▶ **Directions for this task**
All the records below must be returned exactly as they stand.

━━━ Information

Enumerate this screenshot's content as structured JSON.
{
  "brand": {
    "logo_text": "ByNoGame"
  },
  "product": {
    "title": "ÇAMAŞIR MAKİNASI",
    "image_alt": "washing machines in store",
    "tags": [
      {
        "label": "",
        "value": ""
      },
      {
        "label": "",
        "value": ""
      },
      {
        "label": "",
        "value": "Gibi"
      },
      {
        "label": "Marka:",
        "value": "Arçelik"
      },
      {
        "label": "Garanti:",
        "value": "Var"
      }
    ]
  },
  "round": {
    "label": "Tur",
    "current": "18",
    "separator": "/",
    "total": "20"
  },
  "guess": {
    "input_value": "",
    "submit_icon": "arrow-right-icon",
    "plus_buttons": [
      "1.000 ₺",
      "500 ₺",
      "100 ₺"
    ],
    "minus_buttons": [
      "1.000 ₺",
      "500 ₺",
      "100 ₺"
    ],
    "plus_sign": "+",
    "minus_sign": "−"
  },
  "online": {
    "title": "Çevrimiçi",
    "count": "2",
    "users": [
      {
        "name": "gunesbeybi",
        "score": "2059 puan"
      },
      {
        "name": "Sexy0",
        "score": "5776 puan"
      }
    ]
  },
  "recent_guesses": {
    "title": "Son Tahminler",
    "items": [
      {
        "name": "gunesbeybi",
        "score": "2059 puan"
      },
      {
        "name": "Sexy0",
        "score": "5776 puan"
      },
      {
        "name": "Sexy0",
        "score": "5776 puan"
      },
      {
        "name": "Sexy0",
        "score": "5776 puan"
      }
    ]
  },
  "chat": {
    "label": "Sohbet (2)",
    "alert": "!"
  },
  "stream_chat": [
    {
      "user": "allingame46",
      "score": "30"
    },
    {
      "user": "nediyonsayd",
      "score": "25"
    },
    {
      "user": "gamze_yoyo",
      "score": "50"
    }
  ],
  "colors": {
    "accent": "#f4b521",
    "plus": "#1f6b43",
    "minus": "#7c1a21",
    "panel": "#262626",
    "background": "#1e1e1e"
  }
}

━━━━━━

▶ **Response box**
Enumerate this screenshot's content as structured JSON.
{
  "brand": {
    "logo_text": "ByNoGame"
  },
  "product": {
    "title": "ÇAMAŞIR MAKİNASI",
    "image_alt": "washing machines in store",
    "tags": [
      {
        "label": "",
        "value": ""
      },
      {
        "label": "",
        "value": ""
      },
      {
        "label": "",
        "value": "Gibi"
      },
      {
        "label": "Marka:",
        "value": "Arçelik"
      },
      {
        "label": "Garanti:",
        "value": "Var"
      }
    ]
  },
  "round": {
    "label": "Tur",
    "current": "18",
    "separator": "/",
    "total": "20"
  },
  "guess": {
    "input_value": "",
    "submit_icon": "arrow-right-icon",
    "plus_buttons": [
      "1.000 ₺",
      "500 ₺",
      "100 ₺"
    ],
    "minus_buttons": [
      "1.000 ₺",
      "500 ₺",
      "100 ₺"
    ],
    "plus_sign": "+",
    "minus_sign": "−"
  },
  "online": {
    "title": "Çevrimiçi",
    "count": "2",
    "users": [
      {
        "name": "gunesbeybi",
        "score": "2059 puan"
      },
      {
        "name": "Sexy0",
        "score": "5776 puan"
      }
    ]
  },
  "recent_guesses": {
    "title": "Son Tahminler",
    "items": [
      {
        "name": "gunesbeybi",
        "score": "2059 puan"
      },
      {
        "name": "Sexy0",
        "score": "5776 puan"
      },
      {
        "name": "Sexy0",
        "score": "5776 puan"
      },
      {
        "name": "Sexy0",
        "score": "5776 puan"
      }
    ]
  },
  "chat": {
    "label": "Sohbet (2)",
    "alert": "!"
  },
  "stream_chat": [
    {
      "user": "allingame46",
      "score": "30"
    },
    {
      "user": "nediyonsayd",
      "score": "25"
    },
    {
      "user": "gamze_yoyo",
      "score": "50"
    }
  ],
  "colors": {
    "accent": "#f4b521",
    "plus": "#1f6b43",
    "minus": "#7c1a21",
    "panel": "#262626",
    "background": "#1e1e1e"
  }
}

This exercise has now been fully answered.